On Tuesday, the United States Senate Finance Committee held a hearing entitled "Seizing the New Opportunity for Health Reform." Goals and principles of health care reform were addressed along with a reaffirmation that reform efforts should be comprehensive, not incremental, and that quality health care should be available to all citizens of the United States.
Senator Ken Salzar of Colorado, a member of the Committee, was one of those who addressed the hearing. Here are some excerpts from his address brought to us via the full transcript on Trading Markets.com:
As someone who has had recurring health issues of various sorts, I can attest to this. Many times I have had to forgo seeking professional care because it was a choice of that or rent. (Writers don't make very much unless they happen to be Stephen King or Tom Clancy.) On one or two occasions it ended up with me having to go to the emergency room, vastly increasing the expense both for myself and or others.
"While many in our nation go without care, it certainly is not due to a lack of health care spending. In 2005, health care expenditures in the U.S. totaled over $2 trillion dollars - nearly 15 percent of our gross domestic product and the highest spending level of any developed nation by far. So I ask myself - with so much of our money being spent on health care services, how can so many of our people lack access to affordable, high quality care" It is a dynamic we all struggle to understand, and I look forward to hearing the panel's thoughts on this during today's discussion.

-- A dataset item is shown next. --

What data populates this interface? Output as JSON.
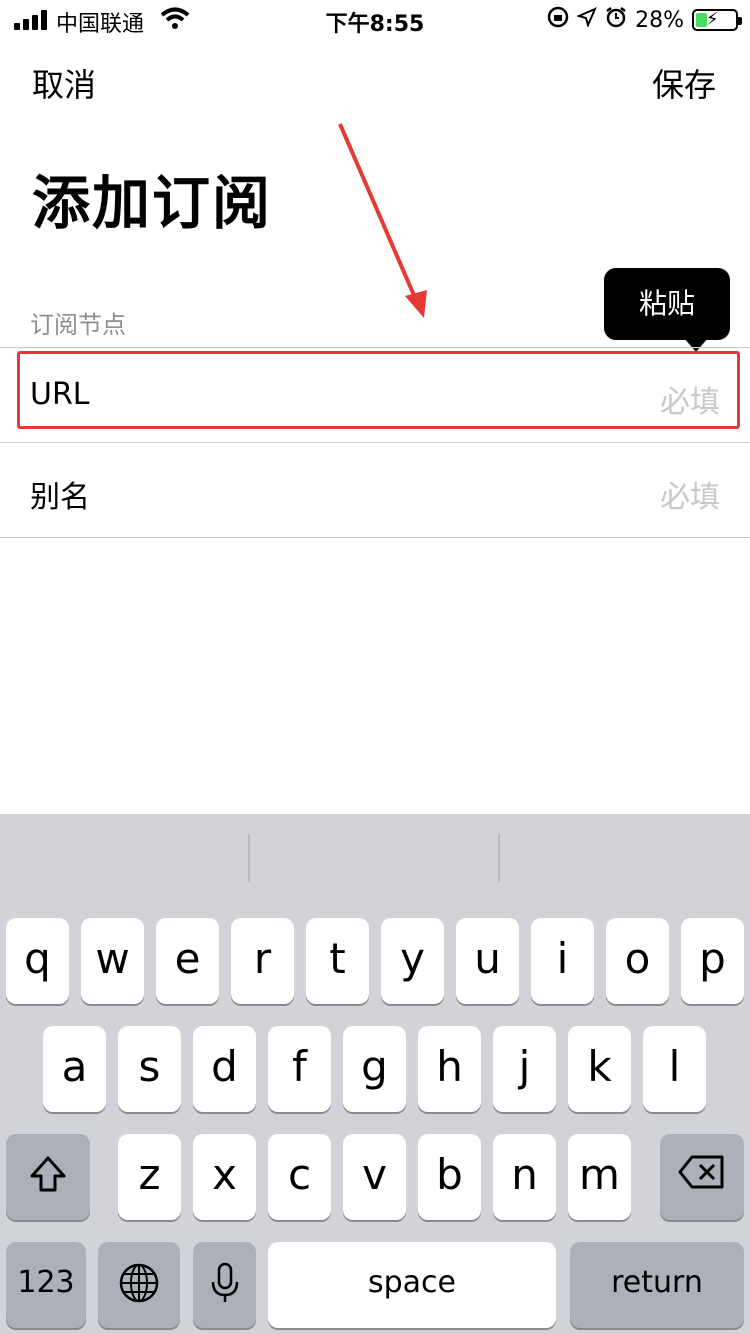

"When I go back to Colorado and talk to the people in my state, their number one health concern is the cost of care. The price they must pay drives every decision they make when it comes to their personal health - which is certainly not the way we should be making life-altering decisions for our friends and loved ones. For those people without insurance, the problem is obvious - they cannot afford to pay the staggering "sticker price" for health care services out of their pocket - and they rely too heavily on emergency services which are inefficient, expensive and less than ideal. But the growing plight of the uninsured causes difficulty for individuals with insurance as well, as many of the costs of treating the uninsured are passed along to all consumers and result in increased premiums and cost-sharing obligations. This often means that even those with insurance cannot afford to seek treatment because they cannot afford their high deductibles and copayments, creating a vicious cycle of unmet health care needs.
Now I have insurance thanks to my wife's job at a local university, although that does not improve matters much from they way they were before. Several hundred dollars a month go towards coverage, but attempts to use it reveal a labyrinth of paperwork and bureaucracy that often seems designed to prevent our use of the policy.
"As I listen to discussions of health care reform, I can come to only one conclusion - our goal must be universal access to affordable, high quality health care for every person in this country. While I am sure that my colleagues on the Committee may have differing perspectives on how we can achieve this goal, I am convinced that there are common principles that can tie us together and hope that former Secretaries Shalala and Thompson can help us identify those areas. Prevention, health technology, primary care, chronic care coordination - these are concepts that we know hold value - and the time has come for us to delve into the details of incorporating them into our health care system and realigning the system's incentives to make sure they are addressed."Indeed, these are all issues that George C. Halvorson brings up in his book Health Care Reform Now! as being critical to effecting substantive, positive change in our current "non system." Let us hope that Sen. Salazar finds many kindred spirits on the Senate Finance Committee.
SOURCE: "Senate Finance Committee Takes First Step to Discuss Broad Health Care Reform Solutions" 05/07/08
photo courtesy of Phil Roman, used under its Creative Commns license